Sometimes we are blinded by the obvious. This fact was true for me as I plumbed for great teachers’ qualities. Just as teachers are not solo performers, neither do they and their willing students perform in isolation. Teachers in their teaching and students in their process of discovering and learning are both dependent upon support--especially from parents, significant individuals in their lives, and their communities. This support was universal in the lives of these 117 Americans.
The biographer and historian Earl Schenck Miers was a cerebral-palsied child. In the early part of this century, such children did not attend public schools. Mr. Miers’s mother, however, was not daunted by this reality. It was because of her insistence--over the great opposition of the school’s principal--that Mr. Miers became enrolled in public school.
The power of support from a student’s community is illustrated in the lives of two distinctly different people, Ohiyesa (a.k.a. Charles A. Eastman) and Marian Anderson. A physician and writer, Ohiyesa was schooled by his uncle, Mysterious Medicine, and the whole Santee Sioux tribe in Minnesota. Community support for the opera contralto Marian Anderson, on the other hand, was in the form of funding for her early voice lessons. It came from her family, high-school principal, neighbors, and the members of the Union Baptist Church in Philadelphia.

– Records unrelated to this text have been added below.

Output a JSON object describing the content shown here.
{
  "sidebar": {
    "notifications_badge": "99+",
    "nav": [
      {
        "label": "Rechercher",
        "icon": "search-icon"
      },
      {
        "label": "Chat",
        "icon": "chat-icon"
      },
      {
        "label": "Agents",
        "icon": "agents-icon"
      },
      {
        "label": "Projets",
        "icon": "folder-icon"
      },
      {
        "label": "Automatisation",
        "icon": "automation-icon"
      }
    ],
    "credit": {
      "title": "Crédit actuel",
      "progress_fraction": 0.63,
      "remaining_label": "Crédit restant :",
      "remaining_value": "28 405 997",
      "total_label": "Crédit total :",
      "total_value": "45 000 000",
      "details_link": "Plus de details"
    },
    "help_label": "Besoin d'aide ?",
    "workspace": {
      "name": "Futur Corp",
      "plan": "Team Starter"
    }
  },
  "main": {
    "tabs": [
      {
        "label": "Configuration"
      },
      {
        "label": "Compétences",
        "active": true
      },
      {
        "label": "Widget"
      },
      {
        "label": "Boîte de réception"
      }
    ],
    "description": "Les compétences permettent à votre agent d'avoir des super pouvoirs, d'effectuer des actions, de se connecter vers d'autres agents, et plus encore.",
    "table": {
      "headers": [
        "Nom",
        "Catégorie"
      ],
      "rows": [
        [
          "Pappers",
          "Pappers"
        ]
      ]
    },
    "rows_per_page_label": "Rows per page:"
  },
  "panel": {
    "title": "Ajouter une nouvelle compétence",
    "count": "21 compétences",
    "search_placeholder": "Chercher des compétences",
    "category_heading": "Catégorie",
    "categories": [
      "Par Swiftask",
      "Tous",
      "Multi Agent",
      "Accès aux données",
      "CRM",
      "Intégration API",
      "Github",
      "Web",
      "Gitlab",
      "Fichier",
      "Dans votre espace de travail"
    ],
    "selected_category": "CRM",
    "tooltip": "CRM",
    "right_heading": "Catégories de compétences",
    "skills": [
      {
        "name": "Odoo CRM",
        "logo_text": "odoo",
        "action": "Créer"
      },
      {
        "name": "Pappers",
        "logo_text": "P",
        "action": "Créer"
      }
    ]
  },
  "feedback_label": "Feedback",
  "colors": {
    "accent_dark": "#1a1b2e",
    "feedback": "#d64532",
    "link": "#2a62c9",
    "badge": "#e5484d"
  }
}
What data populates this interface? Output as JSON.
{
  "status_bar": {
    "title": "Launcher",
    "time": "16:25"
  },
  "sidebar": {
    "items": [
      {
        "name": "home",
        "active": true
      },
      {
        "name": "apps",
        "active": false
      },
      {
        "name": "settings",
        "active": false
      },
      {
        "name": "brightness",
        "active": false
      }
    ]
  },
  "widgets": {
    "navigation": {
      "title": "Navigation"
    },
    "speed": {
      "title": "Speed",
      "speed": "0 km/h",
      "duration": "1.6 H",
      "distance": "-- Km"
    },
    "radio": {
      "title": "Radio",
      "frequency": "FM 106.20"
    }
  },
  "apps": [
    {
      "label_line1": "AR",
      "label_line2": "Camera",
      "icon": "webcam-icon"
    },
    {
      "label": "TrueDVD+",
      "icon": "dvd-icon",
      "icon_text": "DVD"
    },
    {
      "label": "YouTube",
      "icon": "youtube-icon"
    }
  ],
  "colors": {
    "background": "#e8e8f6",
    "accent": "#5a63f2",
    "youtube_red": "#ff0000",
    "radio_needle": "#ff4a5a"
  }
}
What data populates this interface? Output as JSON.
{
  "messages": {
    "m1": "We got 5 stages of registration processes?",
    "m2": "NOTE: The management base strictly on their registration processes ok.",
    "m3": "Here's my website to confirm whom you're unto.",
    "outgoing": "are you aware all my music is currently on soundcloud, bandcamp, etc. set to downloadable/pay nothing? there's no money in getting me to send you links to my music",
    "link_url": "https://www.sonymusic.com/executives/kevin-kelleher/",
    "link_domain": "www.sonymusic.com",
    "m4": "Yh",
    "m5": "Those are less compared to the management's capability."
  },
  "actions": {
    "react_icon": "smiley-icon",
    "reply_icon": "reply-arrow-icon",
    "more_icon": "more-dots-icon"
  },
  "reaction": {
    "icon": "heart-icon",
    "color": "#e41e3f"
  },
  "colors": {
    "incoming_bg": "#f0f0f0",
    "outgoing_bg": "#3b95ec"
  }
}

It was through the autobiographies of these 117 Americans that I identified some of the qualities that contribute to the making of great teachers. As I reflected on their lives and thought about my own teachers and those with whom I have taught, I was reminded that great teachers are not only people of the past. They exist today and they can be found throughout America. Wherever teachers and students meet, where their special relationship is permitted, fostered, and supported (by school officials, family or other important people in a student’s life, and community members), teaching and learning exist. It is in such an environment that we can find great teachers and American leaders emerging.
A version of this article appeared in the April 29, 1992 edition of Education Week as Great Teachers Are Not Solo Performers